We are at the top 1% in terms of cost intensity and we use a hell of a lot of specialists...

Bottom line: When it is time for hospitals to take a haircut, even taking into account higher spending in our area -- and this is a reality as well -- we are still inefficient by the gobful. Trust me, people that matter are watching and they know we can do a lot better. Something to keep in mind as we think about how to practice sensibly. More does not equal better and it is only a matter of time before we are requested to step up and get out our `A' game. The folks who will be asking, by the way, won't be bringing cookies.

Here's what I take away from all this:

1. That is one awesome teacher. All teachers should be that honest with their students.

2. Local health care spending (whether it's especially high or especially low) is about to come under some serious scrutiny. From people like Peter Orszag, and people like Orszag's boss.

3. The people doing the scrutinizing will be relying in part on the Dartmouth Atlas of Health Care, which '"documents glaring variations in how medical resources are distributed and used in the United States."

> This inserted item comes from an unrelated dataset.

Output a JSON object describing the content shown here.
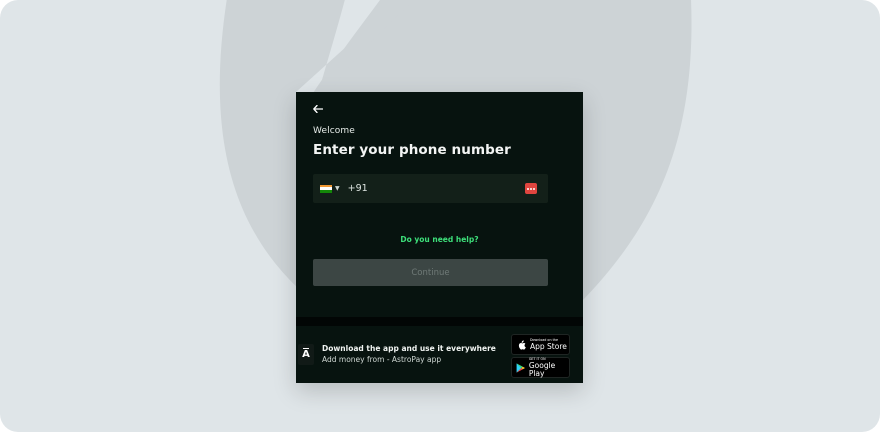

Anyone can use the Dartmouth Atlas to look up how their state, town, or hospital is doing when it comes to using care efficiently. Is your hospital a big spender? And if so, who's working on fixing that? Go find out. Because people are going to be asking about it, and they won't be bringing cookies.